up to the promise. But potential cures for
hemophilia, a rare eye disease, and a fatal
brain illness could reach the market next,
and they could be similarly expensive.
The Italian agency is unusual in that
it already imposes pay-for-performance
rules on some cancer drugs. It maintains
135 patient registries to track how well
they work, and Pani says Italy has collected more than 250 million euros in
refunds. Patients receiving GSK’s gene
therapy will also be tracked in a registry, the company confirmed. Experience
gained so far suggests that GSK might
end up refunding the cost of about one in
six treatments. But the big question isn’t
whether gene therapy costs too much—it’s
whether companies can make any money
at it, especially treating ultra-rare diseases.
Only about a dozen children are born with
ADA-SCID each year in Europe. Treating
all of them would generate about $8 million—barely a blip for GSK, which sells

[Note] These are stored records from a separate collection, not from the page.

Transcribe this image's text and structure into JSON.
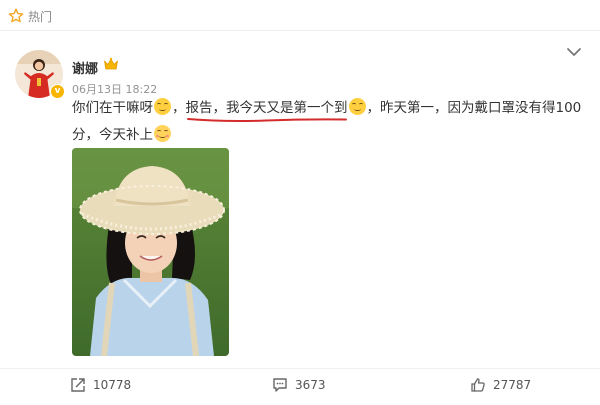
{
  "header": {
    "hot_label": "热门"
  },
  "post": {
    "username": "谢娜",
    "timestamp": "06月13日 18:22",
    "verified_badge": "v",
    "text_part1": "你们在干嘛呀",
    "text_part2": "，报告，我今天又是第一个到",
    "text_part3": "，昨天第一，因为戴口罩没有得100分，今天补上",
    "icons": {
      "hot": "hot-star-icon",
      "crown": "crown-icon",
      "more": "chevron-down-icon",
      "repost": "repost-icon",
      "comment": "comment-icon",
      "like": "thumbs-up-icon"
    }
  },
  "actions": {
    "repost_count": "10778",
    "comment_count": "3673",
    "like_count": "27787"
  },
  "colors": {
    "annotation_underline": "#d42c2c",
    "hot_icon": "#f5a623",
    "badge": "#f7b500"
  }
}
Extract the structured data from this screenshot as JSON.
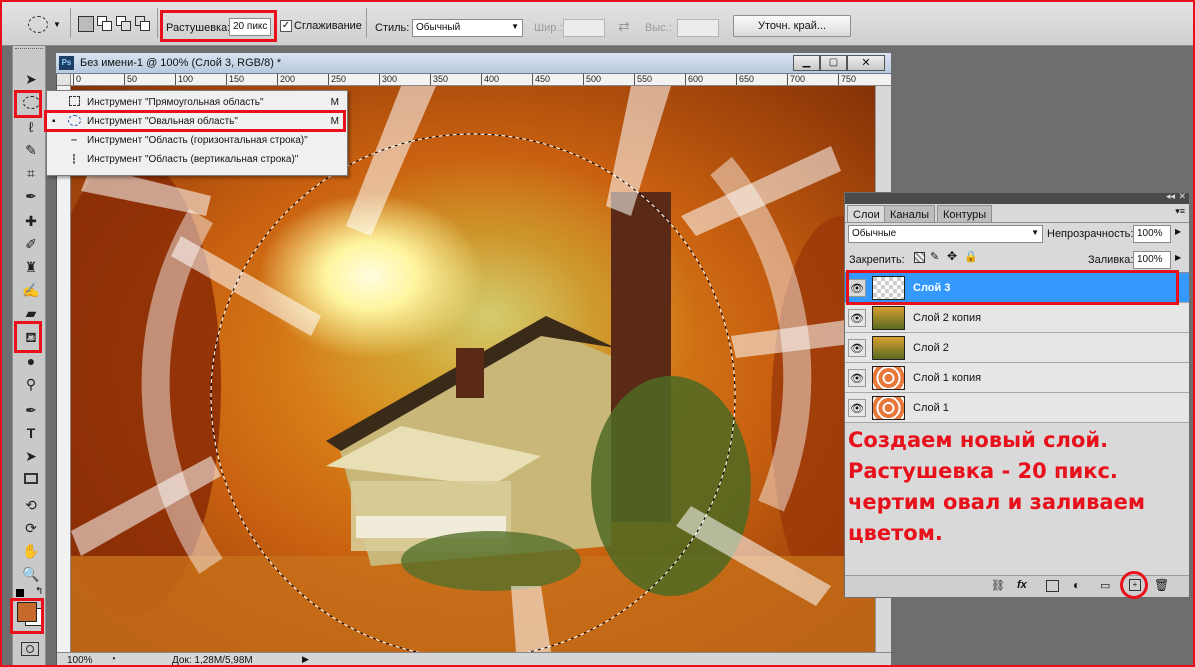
{
  "options_bar": {
    "feather_label": "Растушевка:",
    "feather_value": "20 пикс",
    "antialias_label": "Сглаживание",
    "style_label": "Стиль:",
    "style_value": "Обычный",
    "width_label": "Шир.:",
    "height_label": "Выс.:",
    "refine_edge_button": "Уточн. край..."
  },
  "document": {
    "title": "Без имени-1 @ 100% (Слой 3, RGB/8) *",
    "ruler_top": [
      "0",
      "50",
      "100",
      "150",
      "200",
      "250",
      "300",
      "350",
      "400",
      "450",
      "500",
      "550",
      "600",
      "650",
      "700",
      "750"
    ],
    "zoom": "100%",
    "doc_size": "Док: 1,28M/5,98M"
  },
  "tool_menu": {
    "items": [
      {
        "label": "Инструмент \"Прямоугольная область\"",
        "shortcut": "M"
      },
      {
        "label": "Инструмент \"Овальная область\"",
        "shortcut": "M"
      },
      {
        "label": "Инструмент \"Область (горизонтальная строка)\"",
        "shortcut": ""
      },
      {
        "label": "Инструмент \"Область (вертикальная строка)\"",
        "shortcut": ""
      }
    ]
  },
  "layers_panel": {
    "tabs": [
      "Слои",
      "Каналы",
      "Контуры"
    ],
    "blend_mode": "Обычные",
    "opacity_label": "Непрозрачность:",
    "opacity_value": "100%",
    "lock_label": "Закрепить:",
    "fill_label": "Заливка:",
    "fill_value": "100%",
    "layers": [
      "Слой 3",
      "Слой 2 копия",
      "Слой 2",
      "Слой 1 копия",
      "Слой 1"
    ]
  },
  "annotation": {
    "lines": [
      "Создаем новый слой.",
      "Растушевка - 20 пикс.",
      "чертим овал и заливаем",
      "цветом."
    ]
  },
  "colors": {
    "foreground": "#c8692c",
    "highlight": "#e8101a",
    "active_layer": "#3399ff"
  }
}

$30 billion worth of drugs a year.
“Treating 12 kids a year—it’s just not
commercially viable, at any price,” says
Phil Reilly, a partner at Third Rock Ventures in Boston, who invests in gene-therapy companies. “We need a new
model for ultra-rare disorders, because

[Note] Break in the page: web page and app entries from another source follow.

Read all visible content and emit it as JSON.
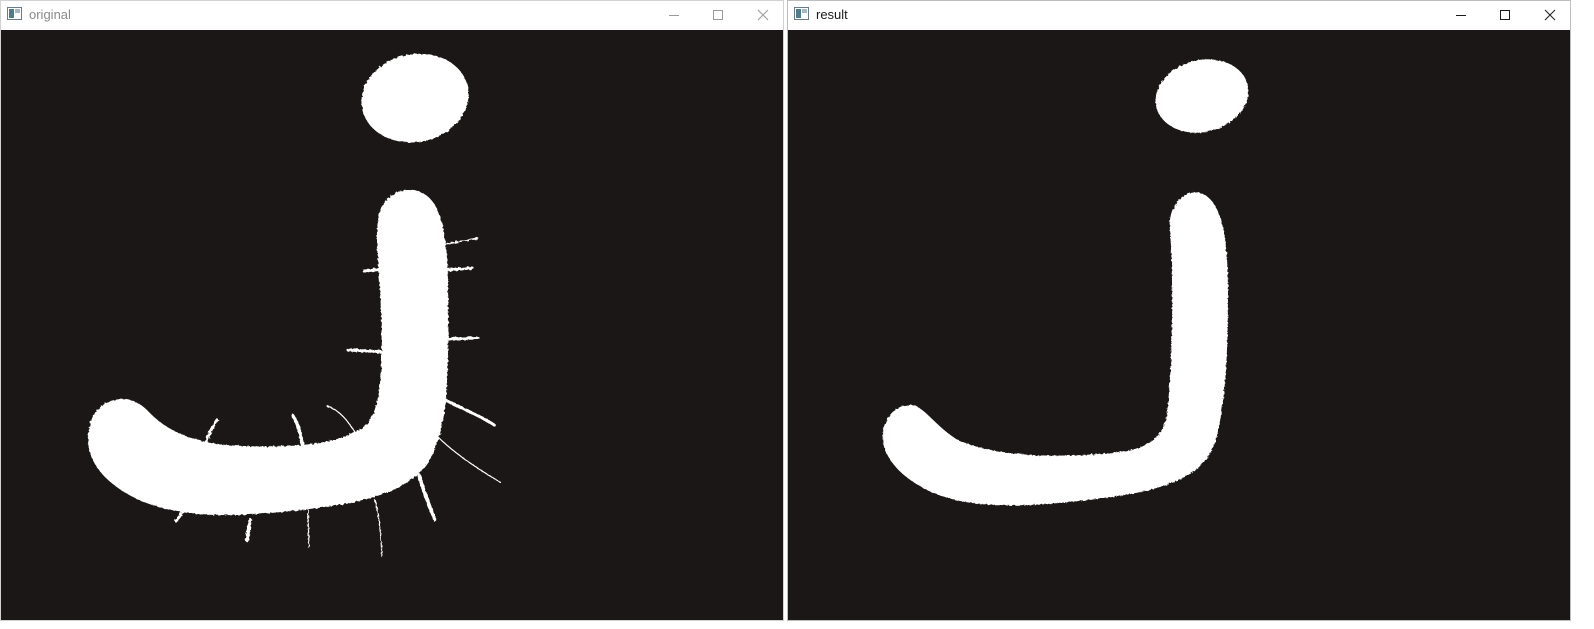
{
  "windows": {
    "original": {
      "title": "original",
      "icons": {
        "app": "app-window-icon",
        "minimize": "minimize-icon",
        "maximize": "maximize-icon",
        "close": "close-icon"
      }
    },
    "result": {
      "title": "result",
      "icons": {
        "app": "app-window-icon",
        "minimize": "minimize-icon",
        "maximize": "maximize-icon",
        "close": "close-icon"
      }
    }
  },
  "colors": {
    "canvas_background": "#1c1717",
    "glyph": "#ffffff",
    "titlebar": "#ffffff",
    "inactive_title_text": "#8a8a8a",
    "active_title_text": "#1a1a1a"
  }
}
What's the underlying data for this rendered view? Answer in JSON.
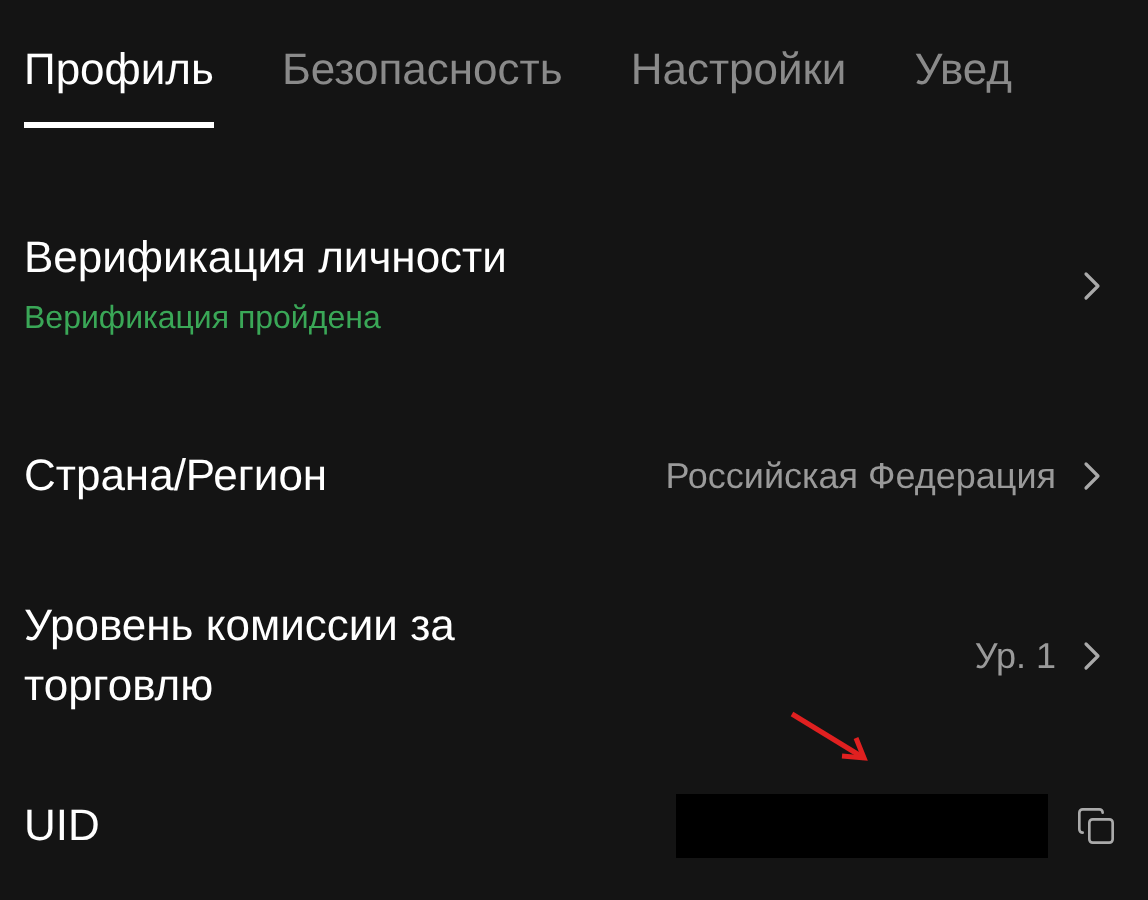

we are going to develop these treatments.”
Reilly says money-back guarantees and
pay-as-you-go schemes are two ways to
make high sticker prices palatable.
GSK says it won’t make much money
off Strimvelis. Instead, it sees the treatment as a way to help patients and gain
experience with genetic treatments.
It’s also working with a small company, Adaptimmune, to genetically alter
immune cells to battle cancer. “We hope
that Strimvelis will be the first of a number of innovative gene-therapy medicines
that we will bring to patients,” says Anna
Padula, a spokesperson for GSK’s rare-diseases group. The company recognizes,
she adds, “that the industry will need to
adapt the way in which medicines are
priced and funded.” —Antonio Regalado REB
Gene-Therapy Cure Has
The most expensive drugs in history, or medicine’s biggest bargains?
Gene therapy could be both.